(Excerpts from an interface dataset)
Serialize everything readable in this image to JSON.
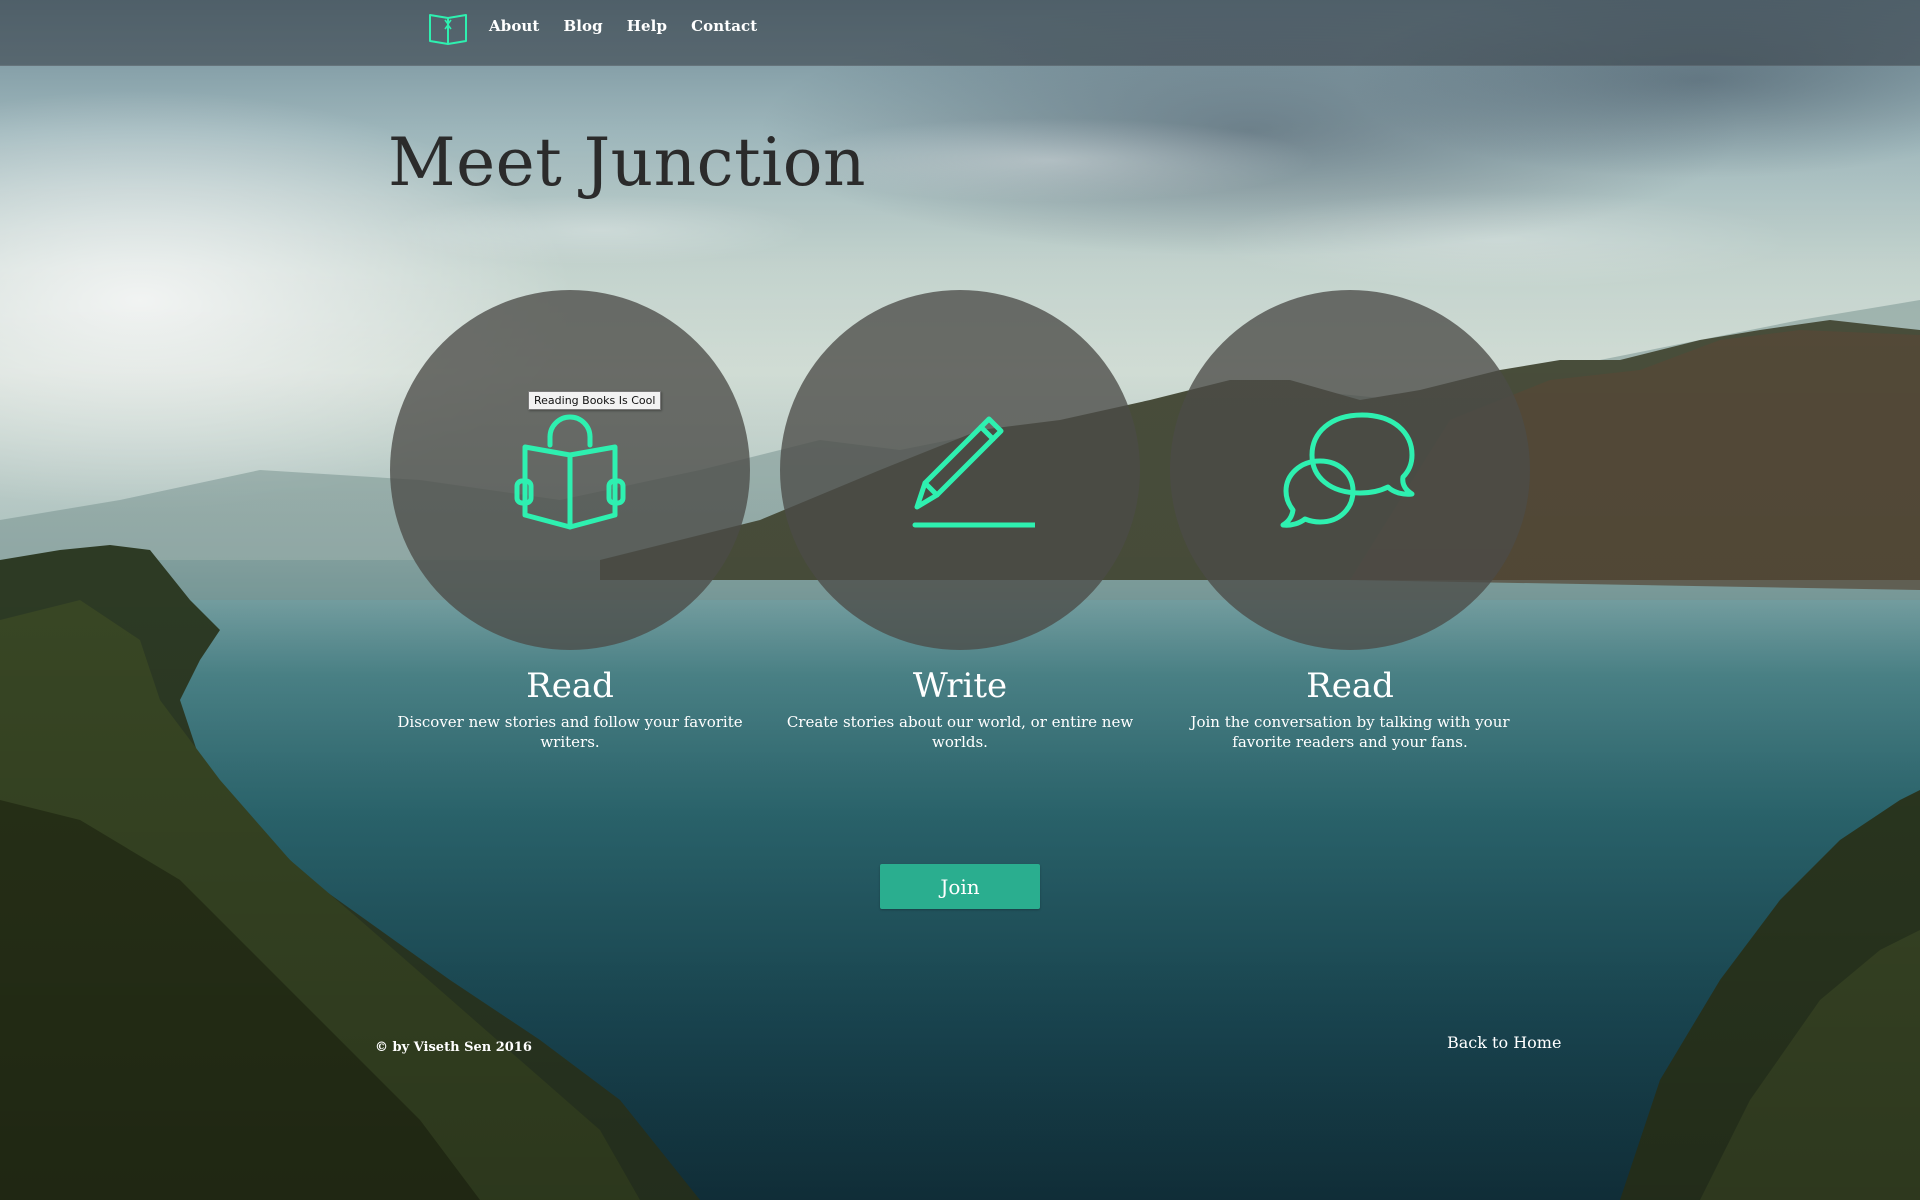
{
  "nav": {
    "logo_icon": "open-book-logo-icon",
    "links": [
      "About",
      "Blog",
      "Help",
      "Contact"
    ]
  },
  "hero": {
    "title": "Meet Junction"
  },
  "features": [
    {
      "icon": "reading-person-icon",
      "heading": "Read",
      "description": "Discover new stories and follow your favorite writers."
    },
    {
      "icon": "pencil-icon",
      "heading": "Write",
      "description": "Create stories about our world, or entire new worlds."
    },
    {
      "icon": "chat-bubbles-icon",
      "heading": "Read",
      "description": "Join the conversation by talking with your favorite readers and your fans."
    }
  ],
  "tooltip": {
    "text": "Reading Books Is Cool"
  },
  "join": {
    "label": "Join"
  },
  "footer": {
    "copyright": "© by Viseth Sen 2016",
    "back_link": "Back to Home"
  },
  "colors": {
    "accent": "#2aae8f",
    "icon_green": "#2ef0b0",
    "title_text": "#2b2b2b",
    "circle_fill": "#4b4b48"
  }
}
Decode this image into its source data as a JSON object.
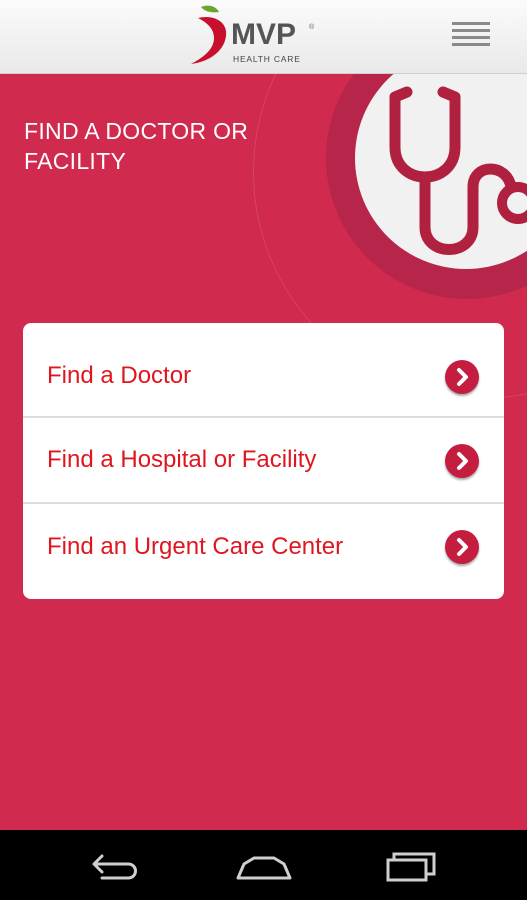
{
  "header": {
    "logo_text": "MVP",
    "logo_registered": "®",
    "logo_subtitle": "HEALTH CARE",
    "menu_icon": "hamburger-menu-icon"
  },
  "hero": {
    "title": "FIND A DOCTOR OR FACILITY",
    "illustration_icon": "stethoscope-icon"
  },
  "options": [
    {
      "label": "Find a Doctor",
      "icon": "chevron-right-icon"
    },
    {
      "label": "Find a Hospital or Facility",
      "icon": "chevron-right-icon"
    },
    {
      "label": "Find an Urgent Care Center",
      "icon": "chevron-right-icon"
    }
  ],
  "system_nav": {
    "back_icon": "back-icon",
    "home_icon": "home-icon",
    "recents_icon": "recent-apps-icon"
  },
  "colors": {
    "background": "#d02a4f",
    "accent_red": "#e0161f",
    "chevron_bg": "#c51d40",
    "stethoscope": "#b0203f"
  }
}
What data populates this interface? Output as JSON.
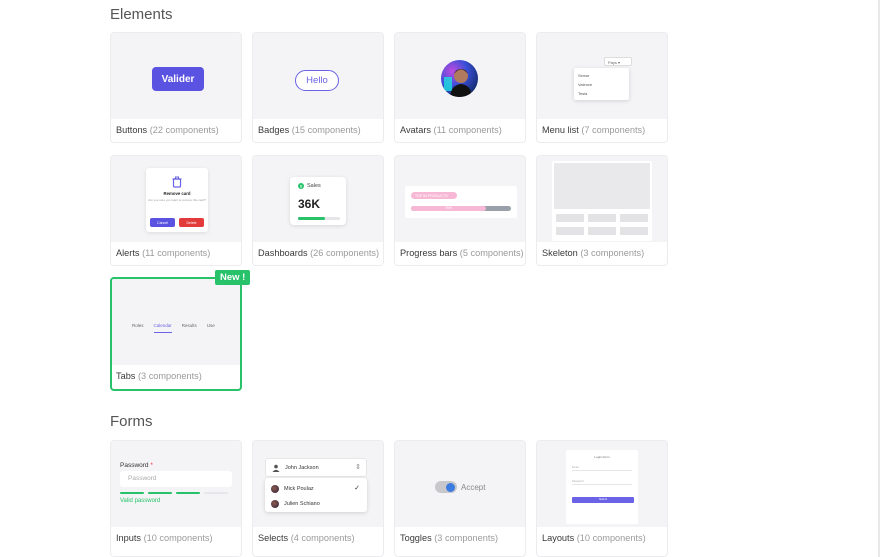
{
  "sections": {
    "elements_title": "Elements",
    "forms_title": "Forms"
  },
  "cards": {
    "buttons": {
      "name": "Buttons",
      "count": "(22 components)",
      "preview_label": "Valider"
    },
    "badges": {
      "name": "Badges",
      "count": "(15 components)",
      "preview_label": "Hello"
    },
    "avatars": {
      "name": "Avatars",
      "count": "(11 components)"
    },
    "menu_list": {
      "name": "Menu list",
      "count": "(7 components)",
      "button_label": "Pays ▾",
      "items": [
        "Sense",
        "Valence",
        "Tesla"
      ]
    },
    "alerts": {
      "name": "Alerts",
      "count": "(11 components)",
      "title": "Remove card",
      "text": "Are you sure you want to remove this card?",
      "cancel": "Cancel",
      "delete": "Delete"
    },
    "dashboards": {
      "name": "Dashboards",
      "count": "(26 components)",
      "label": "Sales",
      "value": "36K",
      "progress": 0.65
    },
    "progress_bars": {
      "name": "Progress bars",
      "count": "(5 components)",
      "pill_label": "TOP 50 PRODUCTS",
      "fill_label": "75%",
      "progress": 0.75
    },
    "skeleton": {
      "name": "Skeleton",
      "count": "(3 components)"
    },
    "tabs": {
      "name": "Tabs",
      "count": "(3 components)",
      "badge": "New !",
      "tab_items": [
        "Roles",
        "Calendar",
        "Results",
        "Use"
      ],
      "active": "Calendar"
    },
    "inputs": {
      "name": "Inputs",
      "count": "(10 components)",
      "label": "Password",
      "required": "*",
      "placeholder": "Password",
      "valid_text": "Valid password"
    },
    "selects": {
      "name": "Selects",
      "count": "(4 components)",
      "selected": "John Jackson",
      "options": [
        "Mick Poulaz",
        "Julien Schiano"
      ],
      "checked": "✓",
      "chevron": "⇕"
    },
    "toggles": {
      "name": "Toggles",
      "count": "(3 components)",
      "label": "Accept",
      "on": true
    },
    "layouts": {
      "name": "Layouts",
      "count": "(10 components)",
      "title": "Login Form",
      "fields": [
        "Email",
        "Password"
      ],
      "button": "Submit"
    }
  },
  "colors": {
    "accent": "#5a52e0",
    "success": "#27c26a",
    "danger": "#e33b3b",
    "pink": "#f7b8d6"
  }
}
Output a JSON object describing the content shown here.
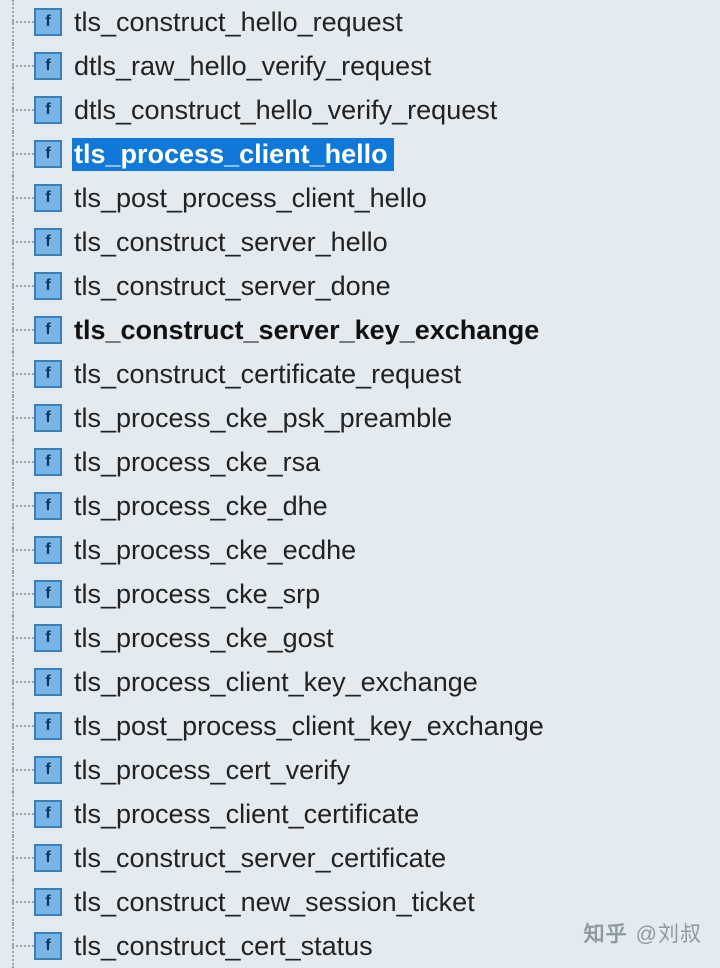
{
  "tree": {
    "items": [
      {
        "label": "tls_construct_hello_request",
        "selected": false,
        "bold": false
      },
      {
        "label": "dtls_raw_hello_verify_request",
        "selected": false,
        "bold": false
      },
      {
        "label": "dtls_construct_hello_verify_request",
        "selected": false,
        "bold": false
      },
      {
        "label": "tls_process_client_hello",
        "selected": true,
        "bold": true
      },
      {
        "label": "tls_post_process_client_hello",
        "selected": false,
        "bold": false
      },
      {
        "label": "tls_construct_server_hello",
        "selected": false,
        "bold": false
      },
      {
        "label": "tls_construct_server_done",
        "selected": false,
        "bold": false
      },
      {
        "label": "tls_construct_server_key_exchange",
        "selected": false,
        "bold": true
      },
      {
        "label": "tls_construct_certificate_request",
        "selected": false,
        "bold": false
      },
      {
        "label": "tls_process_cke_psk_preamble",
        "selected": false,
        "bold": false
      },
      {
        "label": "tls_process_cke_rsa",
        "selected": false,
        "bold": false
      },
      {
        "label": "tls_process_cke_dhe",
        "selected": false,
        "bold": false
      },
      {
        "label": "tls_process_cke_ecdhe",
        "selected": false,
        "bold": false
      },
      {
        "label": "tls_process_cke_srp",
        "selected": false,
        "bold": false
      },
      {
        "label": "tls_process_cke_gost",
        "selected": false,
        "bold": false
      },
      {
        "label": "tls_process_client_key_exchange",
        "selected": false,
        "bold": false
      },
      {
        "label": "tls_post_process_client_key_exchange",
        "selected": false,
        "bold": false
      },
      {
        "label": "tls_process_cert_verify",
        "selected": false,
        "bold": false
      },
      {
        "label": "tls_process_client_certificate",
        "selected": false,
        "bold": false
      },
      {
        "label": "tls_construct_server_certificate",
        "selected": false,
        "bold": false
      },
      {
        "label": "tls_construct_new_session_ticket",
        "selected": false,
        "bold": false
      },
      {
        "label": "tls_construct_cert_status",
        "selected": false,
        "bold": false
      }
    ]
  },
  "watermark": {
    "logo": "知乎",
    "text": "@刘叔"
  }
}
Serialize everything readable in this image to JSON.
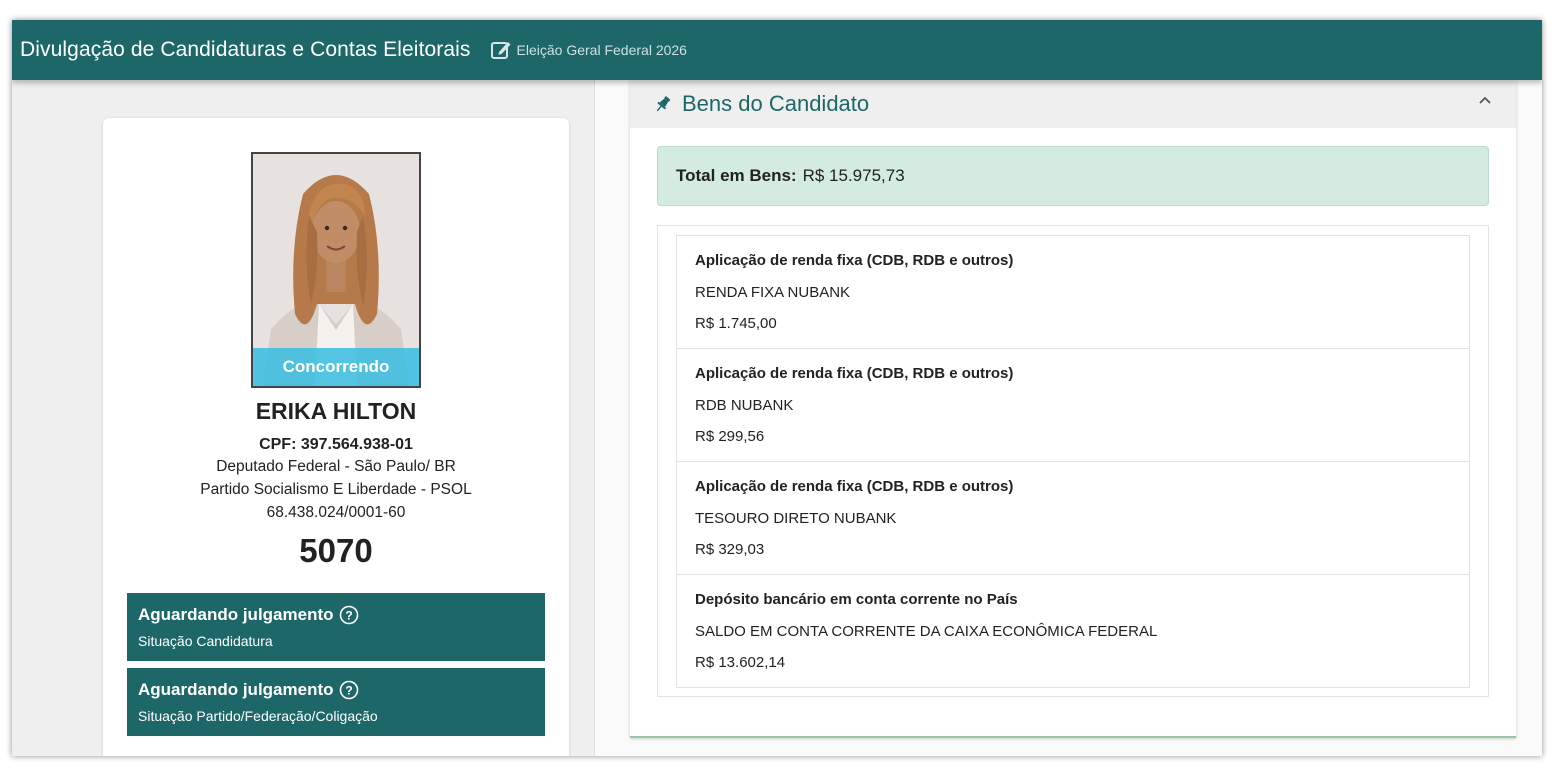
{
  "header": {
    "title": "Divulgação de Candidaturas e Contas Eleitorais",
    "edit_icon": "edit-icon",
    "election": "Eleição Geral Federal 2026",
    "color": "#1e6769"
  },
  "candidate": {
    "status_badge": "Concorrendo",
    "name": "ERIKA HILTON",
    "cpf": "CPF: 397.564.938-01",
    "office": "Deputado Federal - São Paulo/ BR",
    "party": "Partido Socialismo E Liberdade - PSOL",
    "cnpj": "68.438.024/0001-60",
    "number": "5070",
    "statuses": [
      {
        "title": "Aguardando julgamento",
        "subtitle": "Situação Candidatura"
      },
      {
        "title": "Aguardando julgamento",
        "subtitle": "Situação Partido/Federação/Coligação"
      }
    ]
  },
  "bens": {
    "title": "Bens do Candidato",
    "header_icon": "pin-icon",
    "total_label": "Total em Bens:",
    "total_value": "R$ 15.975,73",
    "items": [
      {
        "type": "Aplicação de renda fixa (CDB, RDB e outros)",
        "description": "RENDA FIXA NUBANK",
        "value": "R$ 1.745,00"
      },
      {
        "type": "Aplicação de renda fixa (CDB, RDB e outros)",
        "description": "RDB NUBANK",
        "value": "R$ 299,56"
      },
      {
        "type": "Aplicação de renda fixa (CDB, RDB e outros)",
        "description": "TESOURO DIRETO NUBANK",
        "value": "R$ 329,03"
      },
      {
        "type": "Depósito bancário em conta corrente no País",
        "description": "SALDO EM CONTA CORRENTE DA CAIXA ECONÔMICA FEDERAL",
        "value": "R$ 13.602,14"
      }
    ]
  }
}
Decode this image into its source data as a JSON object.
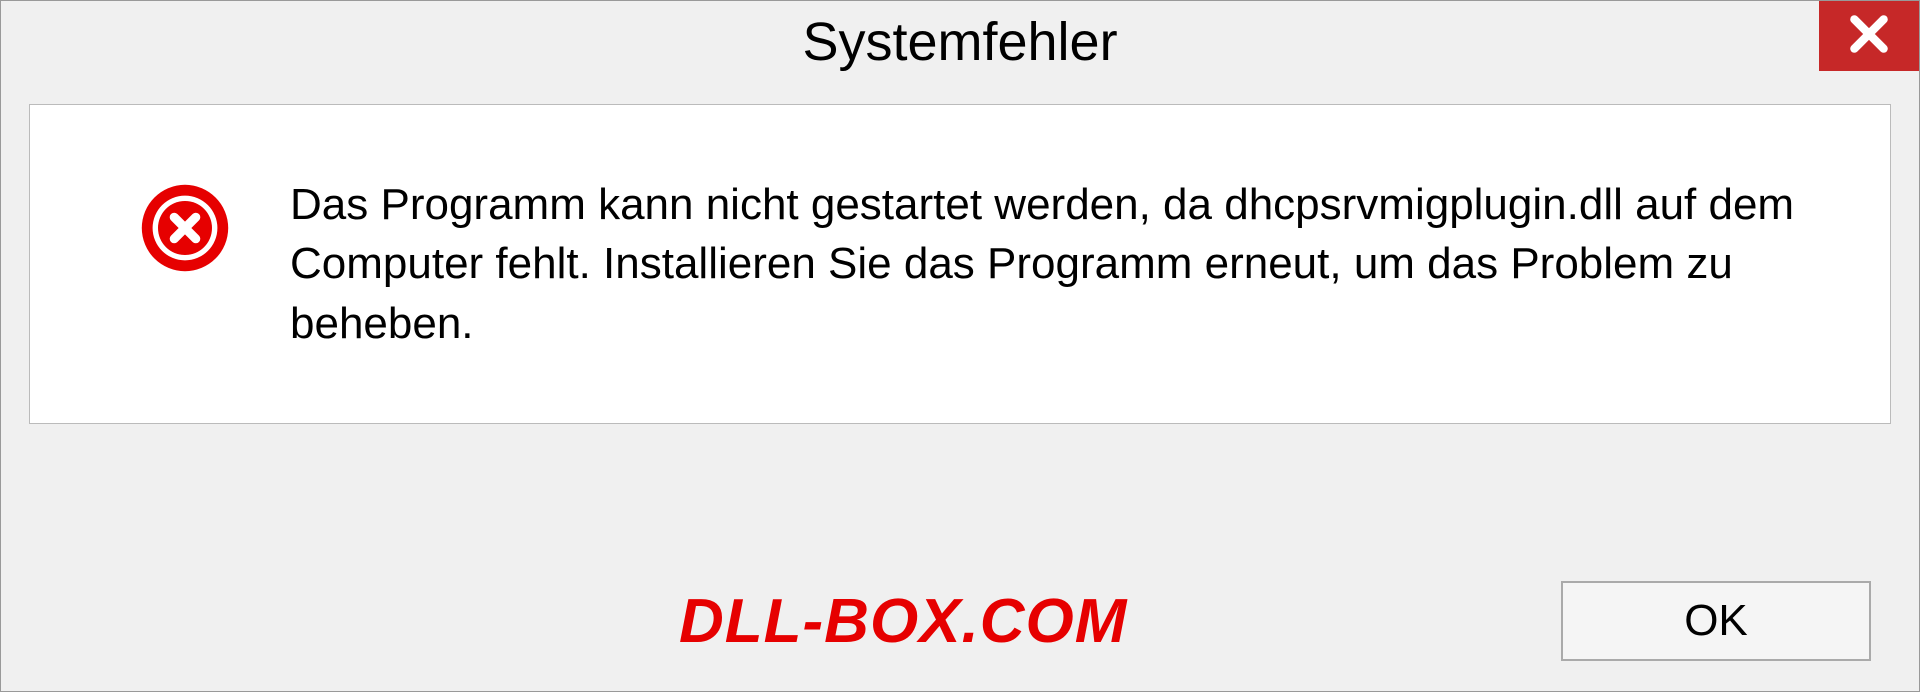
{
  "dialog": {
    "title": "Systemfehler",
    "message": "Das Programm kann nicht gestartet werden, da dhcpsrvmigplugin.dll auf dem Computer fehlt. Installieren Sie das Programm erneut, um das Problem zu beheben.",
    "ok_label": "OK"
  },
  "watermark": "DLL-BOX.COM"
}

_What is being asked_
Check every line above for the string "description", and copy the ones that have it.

_Solution to this task_
      "description": "Discover new stories and follow your favorite writers."
      "description": "Create stories about our world, or entire new worlds."
      "description": "Join the conversation by talking with your favorite readers and your fans."
        "description": "RENDA FIXA NUBANK",
        "description": "RDB NUBANK",
        "description": "TESOURO DIRETO NUBANK",
        "description": "SALDO EM CONTA CORRENTE DA CAIXA ECONÔMICA FEDERAL",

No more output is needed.